The Mobi handled everything I threw at it with aplomb. When connected to a laptop, it can be read like a regular external storage source, and manipulated thus.
Now, I would have liked an auto-delete option, which would prevent having to connect it to a computer or sync with smartdevice to delete data.
In any case, the Eye-Fi might not be a new concept, but it feels like a solid investment. With other services (Eye-Fi Cloud, for instance) it can become close to indispensable.
The Eye-Fi 8GB Mobi card is available for $43.95 via Amazon
As far as the gameplay goes, it’s quite easy to pick up, and that is a testament to the game’s design ethic; the game is all about riding a bike, somewhat downhill, and making the time split. In addition to making time, there are gold coins that line the travel way that can be collected by contact. There are also obstacles (like boulders) that need to be avoided by jumping over them, and also some special gear pieces that also can be collected.
The controls are about as easy as it gets: tap to jump. Timing is of a premium, as jumping to early can cause collisions and even mess up the equilibrium of the bike, which, in turn, can cause a run-ending crash.

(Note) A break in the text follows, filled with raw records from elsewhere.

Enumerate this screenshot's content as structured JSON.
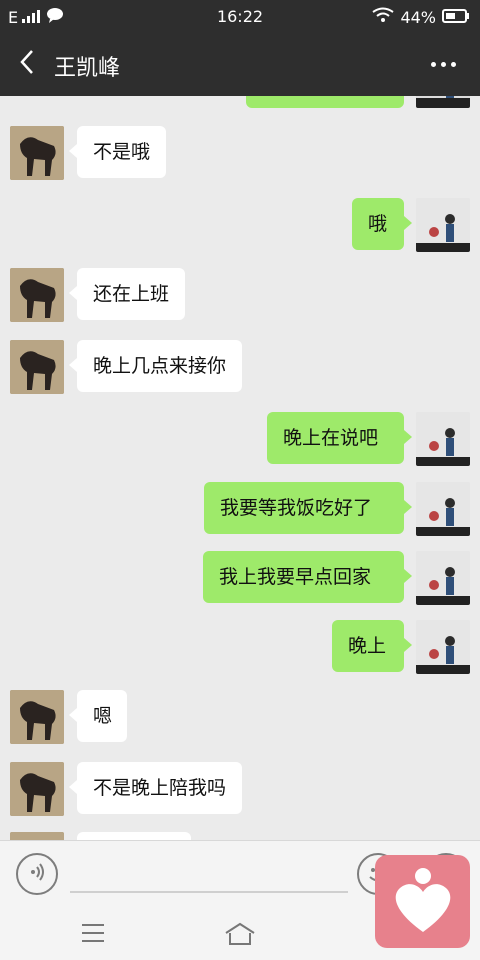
{
  "status": {
    "network": "E",
    "time": "16:22",
    "battery": "44%"
  },
  "header": {
    "title": "王凯峰"
  },
  "messages": [
    {
      "side": "out",
      "text": ""
    },
    {
      "side": "in",
      "text": "不是哦"
    },
    {
      "side": "out",
      "text": "哦"
    },
    {
      "side": "in",
      "text": "还在上班"
    },
    {
      "side": "in",
      "text": "晚上几点来接你"
    },
    {
      "side": "out",
      "text": "晚上在说吧"
    },
    {
      "side": "out",
      "text": "我要等我饭吃好了"
    },
    {
      "side": "out",
      "text": "我上我要早点回家"
    },
    {
      "side": "out",
      "text": "晚上"
    },
    {
      "side": "in",
      "text": "嗯"
    },
    {
      "side": "in",
      "text": "不是晚上陪我吗"
    },
    {
      "side": "in",
      "text": ""
    }
  ],
  "icons": {
    "back": "chevron-left-icon",
    "more": "more-dots-icon",
    "voice": "voice-icon",
    "emoji": "emoji-icon",
    "plus": "plus-icon",
    "menu": "menu-icon",
    "home": "home-icon",
    "app": "heart-app-icon"
  },
  "colors": {
    "header_bg": "#2e2e2e",
    "chat_bg": "#ebebeb",
    "outgoing_bubble": "#9eea6a",
    "incoming_bubble": "#ffffff",
    "app_badge": "#e7818c"
  }
}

There are several worlds, which are different run environments, and each provides a unique feel. Success in one opens up the next, and the same applies to the individual runs that make up each environment; they are locked till a preceding one is successfully completed. As the game proceeds, other elements are added… things like bonus-laden sidekicks and such. There are plenty of upgrades that can be purchased with accumulated gold, and real cash can be used to supplement this.
The graphics do a good job of conveying the gameplay; the worlds are differentiated through layout, and there is a lot of attention paid to the little stuff like perspective and light play. The animations are a bit stilted, but they work, and even the tumbles have a good degree of realism to them, with the physics and such.; the 2D renderings are simple but effective. I think the characters kid be a bit more polished, though.
One thing that sets the game apart is the social initiatives of the developer, who is/are committed to providing bicycles to people in communities that otherwise cannot afford them when an in-app purchase is made. Such altruism is laudable and is worth mentioning.
All in all, it’s fun game with scaled difficulty that can be tough to put down. And it supports a cause; we can play and feel good doing so.
PopAppFactory has announced their new puzzle game, Charmed. This abstract puzzler has players trying to solve magical symbols by connecting dots together, without crossing over existing lines. The game will be available this June on a variety of platforms, but will be available in both a kids’ version that’s simpler, along with the normal one for us adults that can handle the challenge.
Publisher Ripstone and developer Steel Wool Games have announced that Flyhunter Origins is coming this year to pretty much every platform under the sun: including Android and Tegra-powered devices. With credits including film industry veterans, players will control Zak, a janitor aboard an alien spaceship, who will join the Flyhunter Crew to save Earth from deadly flies. Or, something like that. Point is, swat those stupid alien flies when the game releases this summer.
Gameloft has released the latest content update for Total Conquest, their empire-building game reminiscent of Clash of Clans. Now, players can summon divine mythical monsters in the War God’s Wrath update. As well, there’s new characters and potions to help get the upper hand on the world. Check out a trailer for the update below.